DNS zone API – explained
Within WhoAPI there is a particular API called Domain DNS zone (discontinued in 2022), that I would like to cover today.
Let’s dissect the phrase DNS zone API and cover the basics. A lot of acronyms, so let’s start there.
DNS stands for Domain Name System, and API stands for Application Programming Interface. We are missing “zone”, which is essentially what it is, a zone of some sorts that in our case is available in a file.
At WhoAPI we are dealing with APIs first, and DNS second. Let’s first define what is an API.
What is an API?
Kin Lane described APIs beautifully when he wrote
API stands for application programming interface. APIs are the little pieces of code that make it possible for digital devices, software applications, and data servers to talk with each other.
Another example I like is when an operating system like Windows or MAC OSX receives a command from a text editor to print a document (using a printer), it communicates over an API to the printer. Similar to that, web APIs like WhoAPI work. Just a form of communication between two software or 2 servers.
Moving on to the other part of the definition of DNS Zone API – DNS or Domain name System. Basically, it’s a name that points to an IP address, a thin layer that covers a complex location like 192.168.1.1./folder/file and turns it into something memorable a www.domainaname.com. Technically, any name registered in the DNS is a domain name.
This brings us to the next one (and my personal favorite).
What is a DNS?
DNS – The Domain Name System is a hierarchical distributed naming system for computers, services, or any resource connected to the Internet or a private network. It associates various information with domain names assigned to each of the participating entities. Most prominently, it translates easily memorized domain names to the numerical IP addresses needed for the purpose of locating computer services and devices worldwide.

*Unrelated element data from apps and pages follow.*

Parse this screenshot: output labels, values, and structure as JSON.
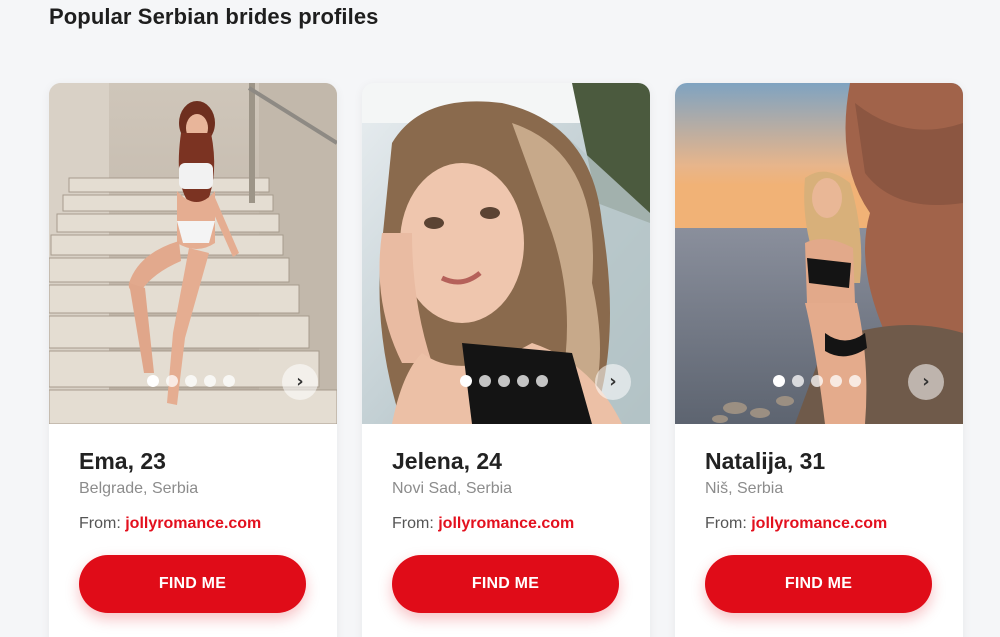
{
  "section": {
    "title": "Popular Serbian brides profiles"
  },
  "profiles": [
    {
      "name_age": "Ema, 23",
      "location": "Belgrade, Serbia",
      "from_label": "From:",
      "site": "jollyromance.com",
      "cta": "FIND ME",
      "photo_icon": "photo-woman-on-stairs",
      "slides": 5,
      "active_slide": 1
    },
    {
      "name_age": "Jelena, 24",
      "location": "Novi Sad, Serbia",
      "from_label": "From:",
      "site": "jollyromance.com",
      "cta": "FIND ME",
      "photo_icon": "photo-woman-selfie",
      "slides": 5,
      "active_slide": 1
    },
    {
      "name_age": "Natalija, 31",
      "location": "Niš, Serbia",
      "from_label": "From:",
      "site": "jollyromance.com",
      "cta": "FIND ME",
      "photo_icon": "photo-woman-on-beach",
      "slides": 5,
      "active_slide": 1
    }
  ],
  "colors": {
    "accent": "#e00c18",
    "link": "#e3101e",
    "background": "#f5f6f8"
  },
  "icons": {
    "next": "chevron-right-icon"
  }
}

Now that we’ve covered DNS, we can move to the DNS zone.
A DNS zone is a portion of a domain name space using the Domain Name System (DNS) for which administrative responsibility has been delegated.
The DNS Zone file

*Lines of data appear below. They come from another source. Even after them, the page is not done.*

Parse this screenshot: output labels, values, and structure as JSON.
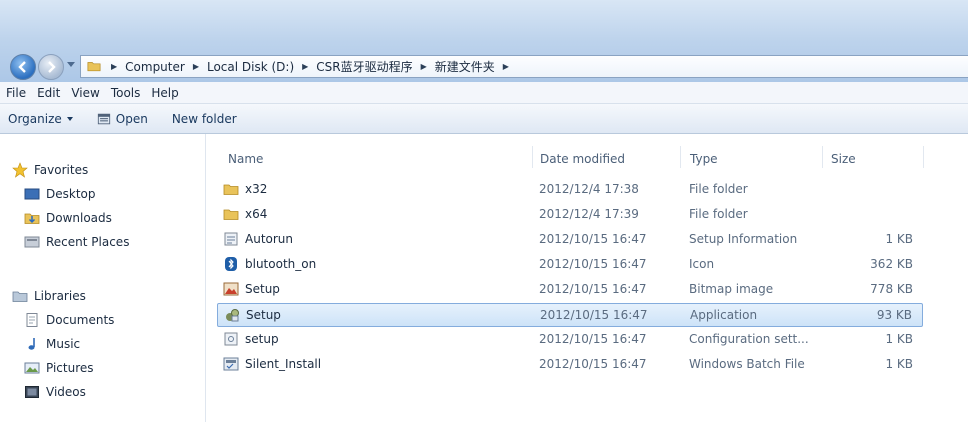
{
  "address": {
    "crumbs": [
      "Computer",
      "Local Disk (D:)",
      "CSR蓝牙驱动程序",
      "新建文件夹"
    ]
  },
  "menu": [
    "File",
    "Edit",
    "View",
    "Tools",
    "Help"
  ],
  "toolbar": {
    "organize": "Organize",
    "open": "Open",
    "new_folder": "New folder"
  },
  "nav": {
    "favorites": "Favorites",
    "desktop": "Desktop",
    "downloads": "Downloads",
    "recent": "Recent Places",
    "libraries": "Libraries",
    "documents": "Documents",
    "music": "Music",
    "pictures": "Pictures",
    "videos": "Videos"
  },
  "columns": {
    "name": "Name",
    "date": "Date modified",
    "type": "Type",
    "size": "Size"
  },
  "files": [
    {
      "name": "x32",
      "date": "2012/12/4 17:38",
      "type": "File folder",
      "size": "",
      "icon": "folder-icon"
    },
    {
      "name": "x64",
      "date": "2012/12/4 17:39",
      "type": "File folder",
      "size": "",
      "icon": "folder-icon"
    },
    {
      "name": "Autorun",
      "date": "2012/10/15 16:47",
      "type": "Setup Information",
      "size": "1 KB",
      "icon": "setup-info-icon"
    },
    {
      "name": "blutooth_on",
      "date": "2012/10/15 16:47",
      "type": "Icon",
      "size": "362 KB",
      "icon": "bluetooth-icon"
    },
    {
      "name": "Setup",
      "date": "2012/10/15 16:47",
      "type": "Bitmap image",
      "size": "778 KB",
      "icon": "bitmap-icon"
    },
    {
      "name": "Setup",
      "date": "2012/10/15 16:47",
      "type": "Application",
      "size": "93 KB",
      "icon": "application-icon",
      "selected": true
    },
    {
      "name": "setup",
      "date": "2012/10/15 16:47",
      "type": "Configuration sett...",
      "size": "1 KB",
      "icon": "config-icon"
    },
    {
      "name": "Silent_Install",
      "date": "2012/10/15 16:47",
      "type": "Windows Batch File",
      "size": "1 KB",
      "icon": "batch-file-icon"
    }
  ]
}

The DNS Zone file is the representation of the DNS Zone – it is the actual file, which contains all the records for a specific domain. In a DNS Zone file, each line can hold only one record, and each DNS Zone file must start with the TTL (Time to Live), which specifies for how long the records should be kept in the DNS Server’s cache. The other mandatory record for a DNS Zone file is the SOA (Start of Authority) record – it specifies the primary authoritative name server for the DNS Zone. Source NTC Hosting.

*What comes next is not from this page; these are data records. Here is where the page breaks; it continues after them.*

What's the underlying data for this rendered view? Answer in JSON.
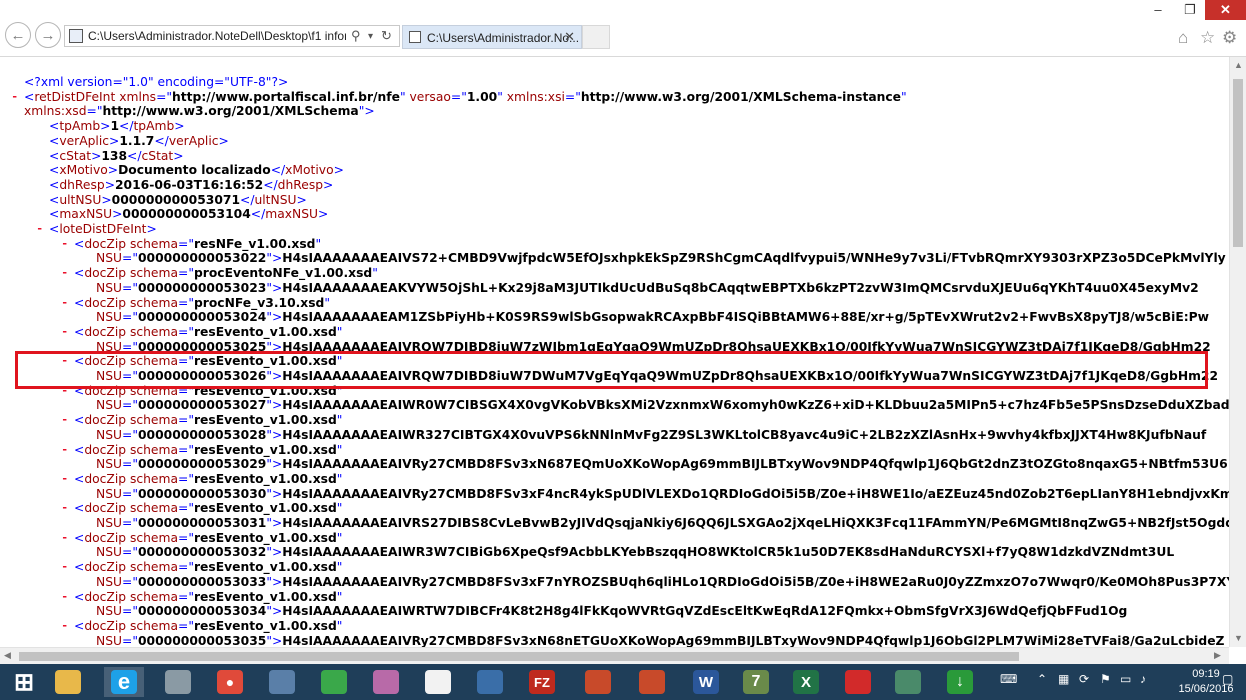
{
  "browser": {
    "address_text": "C:\\Users\\Administrador.NoteDell\\Desktop\\f1 informat",
    "tab_title": "C:\\Users\\Administrador.No...",
    "icons": {
      "back": "back-arrow-icon",
      "forward": "forward-arrow-icon",
      "search": "search-icon",
      "refresh": "refresh-icon",
      "close_tab": "close-icon",
      "home": "home-icon",
      "favorites": "star-icon",
      "settings": "gear-icon"
    }
  },
  "window_controls": {
    "minimize": "–",
    "restore": "❐",
    "close": "✕"
  },
  "xml": {
    "decl": "<?xml version=\"1.0\" encoding=\"UTF-8\"?>",
    "root_tag": "retDistDFeInt",
    "root_attrs": [
      {
        "name": "xmlns",
        "value": "http://www.portalfiscal.inf.br/nfe"
      },
      {
        "name": "versao",
        "value": "1.00"
      },
      {
        "name": "xmlns:xsi",
        "value": "http://www.w3.org/2001/XMLSchema-instance"
      },
      {
        "name": "xmlns:xsd",
        "value": "http://www.w3.org/2001/XMLSchema"
      }
    ],
    "simple": [
      {
        "tag": "tpAmb",
        "value": "1"
      },
      {
        "tag": "verAplic",
        "value": "1.1.7"
      },
      {
        "tag": "cStat",
        "value": "138"
      },
      {
        "tag": "xMotivo",
        "value": "Documento localizado"
      },
      {
        "tag": "dhResp",
        "value": "2016-06-03T16:16:52"
      },
      {
        "tag": "ultNSU",
        "value": "000000000053071"
      },
      {
        "tag": "maxNSU",
        "value": "000000000053104"
      }
    ],
    "lote_tag": "loteDistDFeInt",
    "doczips": [
      {
        "schema": "resNFe_v1.00.xsd",
        "nsu": "000000000053022",
        "content": "H4sIAAAAAAAEAIVS72+CMBD9VwjfpdcW5EfOJsxhpkEkSpZ9RShCgmCAqdlfvypui5/WNHe9y7v3Li/FTvbRQmrXY9303rXPZ3o5DCePkMvlYly"
      },
      {
        "schema": "procEventoNFe_v1.00.xsd",
        "nsu": "000000000053023",
        "content": "H4sIAAAAAAAEAKVYW5OjShL+Kx29j8aM3JUTIkdUcUdBuSq8bCAqqtwEBPTXb6kzPT2zvW3ImQMCsrvduXJEUu6qYKhT4uu0X45exyMv2"
      },
      {
        "schema": "procNFe_v3.10.xsd",
        "nsu": "000000000053024",
        "content": "H4sIAAAAAAAEAM1ZSbPiyHb+K0S9RS9wlSbGsopwakRCAxpBbF4ISQiBBtAMW6+88E/xr+g/5pTEvXWrut2v2+FwvBsX8pyTJ8/w5cBiE:Pw"
      },
      {
        "schema": "resEvento_v1.00.xsd",
        "nsu": "000000000053025",
        "content": "H4sIAAAAAAAEAIVRQW7DIBD8iuW7zWIbm1gEqYqaQ9WmUZpDr8QhsaUEXKBx1O/00IfkYyWua7WnSICGYWZ3tDAj7f1JKqeD8/GgbHm22"
      },
      {
        "schema": "resEvento_v1.00.xsd",
        "nsu": "000000000053026",
        "content": "H4sIAAAAAAAEAIVRQW7DIBD8iuW7DWuM7VgEqYqaQ9WmUZpDr8QhsaUEXKBx1O/00IfkYyWua7WnSICGYWZ3tDAj7f1JKqeD8/GgbHm22"
      },
      {
        "schema": "resEvento_v1.00.xsd",
        "nsu": "000000000053027",
        "content": "H4sIAAAAAAAEAIWR0W7CIBSGX4X0vgVKobVBksXMi2VzxnmxW6xomyh0wKzZ6+xiD+KLDbuu2a5MIPn5+c7hz4Fb5e5PSnsDzseDduXZbad"
      },
      {
        "schema": "resEvento_v1.00.xsd",
        "nsu": "000000000053028",
        "content": "H4sIAAAAAAAEAIWR327CIBTGX4X0vuVPS6kNNlnMvFg2Z9SL3WKLtolCB8yavc4u9iC+2LB2zXZlAsnHx+9wvhy4kfbxJJXT4Hw8KJufbNauf"
      },
      {
        "schema": "resEvento_v1.00.xsd",
        "nsu": "000000000053029",
        "content": "H4sIAAAAAAAEAIVRy27CMBD8FSv3xN687EQmUoXKoWopAg69mmBIJLBTxyWov9NDP4Qfqwlp1J6QbGt2dnZ3tOZGto8nqaxG5+NBtfm53U6"
      },
      {
        "schema": "resEvento_v1.00.xsd",
        "nsu": "000000000053030",
        "content": "H4sIAAAAAAAEAIVRy27CMBD8FSv3xF4ncR4ykSpUDlVLEXDo1QRDIoGdOi5i5B/Z0e+iH8WE1Io/aEZEuz45nd0Zob2T6epLIanY8H1ebndjvxKm"
      },
      {
        "schema": "resEvento_v1.00.xsd",
        "nsu": "000000000053031",
        "content": "H4sIAAAAAAAEAIVRS27DIBS8CvLeBvwB2yJIVdQsqjaNkiy6J6QQ6JLSXGAo2jXqeLHiQXK3Fcq11FAmmYN/Pe6MGMtI8nqZwG5+NB2fJst5Ogdq"
      },
      {
        "schema": "resEvento_v1.00.xsd",
        "nsu": "000000000053032",
        "content": "H4sIAAAAAAAEAIWR3W7CIBiGb6XpeQsf9AcbbLKYebBszqqHO8WKtolCR5k1u50D7EK8sdHaNduRCYSXl+f7yQ8W1dzkdVZNdmt3UL"
      },
      {
        "schema": "resEvento_v1.00.xsd",
        "nsu": "000000000053033",
        "content": "H4sIAAAAAAAEAIVRy27CMBD8FSv3xF7nYROZSBUqh6qliHLo1QRDIoGdOi5i5B/Z0e+iH8WE2aRu0J0yZZmxzO7o7Wwqr0/Ke0MOh8Pus3P7XYa"
      },
      {
        "schema": "resEvento_v1.00.xsd",
        "nsu": "000000000053034",
        "content": "H4sIAAAAAAAEAIWRTW7DIBCFr4K8t2H8g4lFkKqoWVRtGqVZdEscEltKwEqRdA12FQmkx+ObmSfgVrX3J6WdQefjQbFFud1Og"
      },
      {
        "schema": "resEvento_v1.00.xsd",
        "nsu": "000000000053035",
        "content": "H4sIAAAAAAAEAIVRy27CMBD8FSv3xN68nETGUoXKoWopAg69mmBIJLBTxyWov9NDP4Qfqwlp1J6ObGl2PLM7WiMi28eTVFai8/Ga2uLcbideZ"
      }
    ]
  },
  "taskbar": {
    "apps": [
      "start-icon",
      "file-explorer-icon",
      "internet-explorer-icon",
      "database-icon",
      "chrome-icon",
      "box-icon",
      "network-icon",
      "package-icon",
      "document-icon",
      "computer-icon",
      "filezilla-icon",
      "game-icon",
      "game-icon",
      "word-icon",
      "seven-zip-icon",
      "excel-icon",
      "app-icon",
      "window-icon",
      "download-icon"
    ],
    "tray_icons": [
      "keyboard-icon",
      "chevron-up-icon",
      "network-icon",
      "sync-icon",
      "flag-icon",
      "battery-icon",
      "volume-icon",
      "notification-icon"
    ],
    "start_glyph": "⊞",
    "filezilla_label": "FZ",
    "word_label": "W",
    "excel_label": "X",
    "seven_zip_label": "7",
    "time": "09:19",
    "date": "15/06/2016"
  }
}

In basic layman English, all this makes the entire Internet (web and email) work!
So, what is an API domain DNS zone and how do you use it? It lets you (or more accurately your software) access easily the information critical for web and email functionality. You have below what one of them looks like, one out of hundreds of millions.